but can’t there still systematic error?

Big Data gurus say that they include all the data, not just a sample.  But, in a way, that’s clearly an
overstatement.  For example, you can
gather all the internal records a company has about the behavior and breakdowns
of even millions of devices it is trying to keep track of.  But, in fact, you may not have collected all
the relevant data.  It may also be a
mistake to assume that what is observed about even all people today will
necessarily be the case in the future – since even the biggest data set today
isn’t using tomorrow’s data.

More Perfect Predictions

Big Data proposition is that massive volumes of data allows for almost perfect
predictions, fine grain analysis and can almost automatically provide new
insights.  While these fine grain
predictions may indicate connections between variables/factors that we hadn’t
thought of, some of those connections may be spurious.  This is an extension of the issue of
correlation versus causation because there is likely an increase in spurious
correlations as the size of the data set increases.

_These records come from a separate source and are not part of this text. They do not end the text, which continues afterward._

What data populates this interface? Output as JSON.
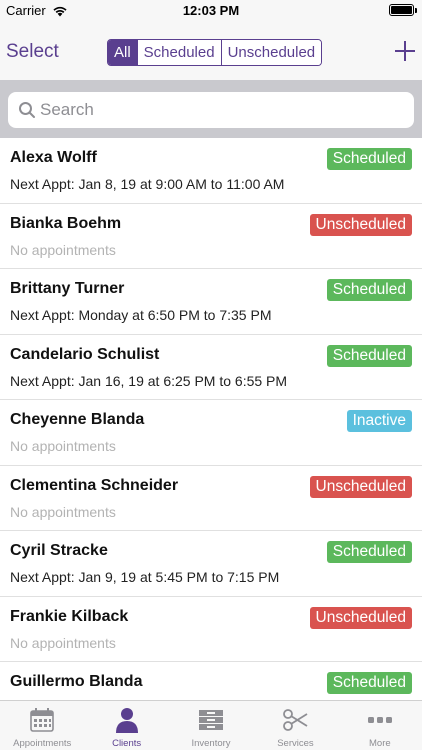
{
  "status_bar": {
    "carrier": "Carrier",
    "time": "12:03 PM"
  },
  "nav": {
    "select_label": "Select",
    "segments": [
      "All",
      "Scheduled",
      "Unscheduled"
    ],
    "active_segment": "All"
  },
  "search": {
    "placeholder": "Search"
  },
  "colors": {
    "accent": "#5a3f8f",
    "scheduled": "#5cb85c",
    "unscheduled": "#d9534f",
    "inactive": "#5bc0de"
  },
  "clients": [
    {
      "name": "Alexa Wolff",
      "appointment": "Next Appt: Jan 8, 19 at 9:00 AM to 11:00 AM",
      "status": "Scheduled"
    },
    {
      "name": "Bianka Boehm",
      "appointment": "No appointments",
      "status": "Unscheduled"
    },
    {
      "name": "Brittany Turner",
      "appointment": "Next Appt: Monday at 6:50 PM to 7:35 PM",
      "status": "Scheduled"
    },
    {
      "name": "Candelario Schulist",
      "appointment": "Next Appt: Jan 16, 19 at 6:25 PM to 6:55 PM",
      "status": "Scheduled"
    },
    {
      "name": "Cheyenne Blanda",
      "appointment": "No appointments",
      "status": "Inactive"
    },
    {
      "name": "Clementina Schneider",
      "appointment": "No appointments",
      "status": "Unscheduled"
    },
    {
      "name": "Cyril Stracke",
      "appointment": "Next Appt: Jan 9, 19 at 5:45 PM to 7:15 PM",
      "status": "Scheduled"
    },
    {
      "name": "Frankie Kilback",
      "appointment": "No appointments",
      "status": "Unscheduled"
    },
    {
      "name": "Guillermo Blanda",
      "appointment": "",
      "status": "Scheduled"
    }
  ],
  "tabs": [
    {
      "label": "Appointments",
      "icon": "calendar-icon"
    },
    {
      "label": "Clients",
      "icon": "person-icon",
      "active": true
    },
    {
      "label": "Inventory",
      "icon": "inventory-icon"
    },
    {
      "label": "Services",
      "icon": "scissors-icon"
    },
    {
      "label": "More",
      "icon": "more-icon"
    }
  ]
}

Netflix recommends movies you don’t like, this isn’t a big problem.  You just ignore them.  In the public sector, when this approach to
predicting behavior leads to something like racial profiling, it raises legal

has actually been hard to find models that achieve even close to perfect
predictions – even the well-known stories about how Farecast predicted the best
time to buy air travel tickets or how Google searches predicted flu outbreaks.  For a more general review of these
imperfections, read Kaiser Fung’s “Why
Websites Still Can’t Predict Exactly What You Want
” published in Harvard
Business Review last year. 

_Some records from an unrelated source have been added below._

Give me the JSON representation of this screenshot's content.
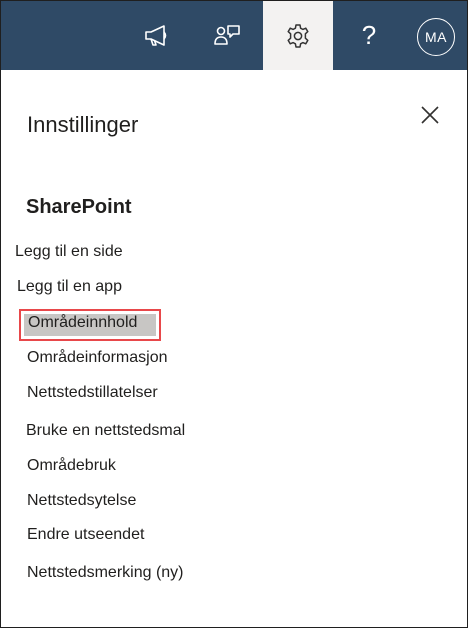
{
  "topbar": {
    "icons": [
      "megaphone-icon",
      "feedback-icon",
      "gear-icon",
      "help-icon"
    ],
    "help_label": "?",
    "avatar_initials": "MA"
  },
  "panel": {
    "title": "Innstillinger",
    "close_icon": "close-icon",
    "section_title": "SharePoint",
    "items": [
      {
        "label": "Legg til en side"
      },
      {
        "label": "Legg til en app"
      },
      {
        "label": "Områdeinnhold",
        "highlighted": true
      },
      {
        "label": "Områdeinformasjon"
      },
      {
        "label": "Nettstedstillatelser"
      },
      {
        "label": "Bruke en nettstedsmal"
      },
      {
        "label": "Områdebruk"
      },
      {
        "label": "Nettstedsytelse"
      },
      {
        "label": "Endre utseendet"
      },
      {
        "label": "Nettstedsmerking (ny)"
      }
    ]
  },
  "colors": {
    "topbar": "#2f4a66",
    "active_tab": "#f3f2f1",
    "highlight_border": "#e8474a",
    "highlight_fill": "#c8c6c4"
  }
}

Giving It All Away

of the Big Data movement depends upon the use of data from millions – billions?
– of people who are making it available unknowingly, unintentionally or at
least without much consideration.

but surely, though, there is a developing public policy issue around who has
rights to that data and who owns it. 
This past November’s Harvard
Business Review
– hardly a radical fringe journal – had an article that
noted the problems if companies continue to assume that they own the
information about consumers’ lives.  In
that article, MIT Professor Alex Pentland proposes a “New Deal On Data”. 

So Where Does This Leave

we much better off and learning much more with the availability of Big Data,
instead of samples of data, and the related ability of inexpensive computers
and software to handle this data? 
Absolutely, yes!

some of the big egos of Big Data claim, is Big Data perfect enough to withhold
some skepticism about its results? Has Big Data become the omniscient god? – Not
quite yet.


2015 Norman Jacknis